I love the craft, detail, and community that has build up around this cult classic that I hope will never die.

Nathan Ridley
profile image
"It's not like people see our $50,000 a year and think 'Hey, I want a piece of that pie.' They'd much rather look towards things like Minecraft, where there are hundreds of millions of dollars."

The brothers have this massive, massive blindspot regarding the importance of the UI. That $50,000 cap they perceive is barely scratching the surface of what would be possible for them if they made the damn thing a bit more accessible to the average person. It's great that their small niche base loves ASCII art and doesn't mind fumbling their way through a hostile interface in order to play the game, but that is the primary reason the game stays confined within a tiny niche corner of the gaming market.

They have the real possibility that if they did that seed work, even just on exposing an API into the game, as opposed to venturing into a full-on UI overhaul, that enough new people would be introduced to the game that they could hire a third developer to focus specifically on the API and UI aspects of the game, leaving them free to keep working on the bits they love.

Ben Sly
profile image
Toady has repeatedly said that they don't want to work with another developer.

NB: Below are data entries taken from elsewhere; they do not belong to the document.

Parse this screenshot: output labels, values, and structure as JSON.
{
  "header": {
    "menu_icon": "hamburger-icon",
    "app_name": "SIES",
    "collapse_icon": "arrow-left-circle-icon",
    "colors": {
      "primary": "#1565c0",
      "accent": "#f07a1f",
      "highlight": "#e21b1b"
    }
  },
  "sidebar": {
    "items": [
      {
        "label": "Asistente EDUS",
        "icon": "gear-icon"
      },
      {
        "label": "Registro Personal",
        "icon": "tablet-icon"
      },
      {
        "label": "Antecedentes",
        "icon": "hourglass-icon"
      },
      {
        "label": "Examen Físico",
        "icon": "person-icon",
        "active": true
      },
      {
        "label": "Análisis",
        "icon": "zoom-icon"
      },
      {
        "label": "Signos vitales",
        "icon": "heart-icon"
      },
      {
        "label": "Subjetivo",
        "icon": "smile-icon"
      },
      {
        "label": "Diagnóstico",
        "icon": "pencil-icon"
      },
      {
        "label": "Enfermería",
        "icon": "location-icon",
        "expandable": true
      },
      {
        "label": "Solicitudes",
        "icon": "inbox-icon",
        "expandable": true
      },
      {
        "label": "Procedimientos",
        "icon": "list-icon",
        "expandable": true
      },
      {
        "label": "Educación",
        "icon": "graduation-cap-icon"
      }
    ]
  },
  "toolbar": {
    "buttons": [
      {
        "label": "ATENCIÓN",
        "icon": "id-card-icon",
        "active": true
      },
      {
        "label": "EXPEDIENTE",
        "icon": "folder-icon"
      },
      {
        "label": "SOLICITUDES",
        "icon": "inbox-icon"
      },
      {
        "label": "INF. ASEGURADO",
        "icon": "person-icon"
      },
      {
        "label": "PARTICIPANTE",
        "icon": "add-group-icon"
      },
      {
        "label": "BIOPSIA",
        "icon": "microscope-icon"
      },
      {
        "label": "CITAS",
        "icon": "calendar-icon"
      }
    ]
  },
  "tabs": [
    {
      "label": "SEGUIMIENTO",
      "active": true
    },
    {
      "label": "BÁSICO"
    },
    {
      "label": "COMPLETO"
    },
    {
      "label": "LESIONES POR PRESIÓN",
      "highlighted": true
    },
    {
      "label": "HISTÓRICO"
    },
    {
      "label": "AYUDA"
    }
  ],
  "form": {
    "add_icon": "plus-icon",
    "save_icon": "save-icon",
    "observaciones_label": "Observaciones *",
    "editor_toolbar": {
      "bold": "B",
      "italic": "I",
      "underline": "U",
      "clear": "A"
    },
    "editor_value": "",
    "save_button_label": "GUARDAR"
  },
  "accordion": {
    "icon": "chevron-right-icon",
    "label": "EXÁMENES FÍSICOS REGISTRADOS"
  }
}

I don't know how much of that is rationalizing their work style's virtue, but they are quite protective of the code that has become their livelihood.

I do also get the feeling that the code is of sufficient complexity that it's going to take a long while before said new hire stopped doing more harm than good, and it might be rather frustrating for both parties to ensure that the new developer understands the brothers' vision precisely. The Adams' are working on it slowly and painfully but steadily; tampering with the working dynamic that is so unique among game development might easily backfire.

Rob Graeber
profile image
The API idea is interesting, but it seems clear they aren't in it for the money.

Rob Graeber
profile image
The API idea is interesting, but it seems clear they aren't in it for the money.

Brian Schaeflein
profile image

I enjoyed DF, but the schizo UI was just overly burdensome. I gladly traded away features that were frustrating to use in favor of fewer features that were simpler to use. Considering Gnomoria gets patched just about every week with new features, I have no qualms about my choice.

Jason Deathmunger
profile image
I will always play DF. I will teach my children to play DF. BLOOD FOR THE BLOOD GOD.

Daneel Filimonov
profile image
Will you name your first-born Urist? :P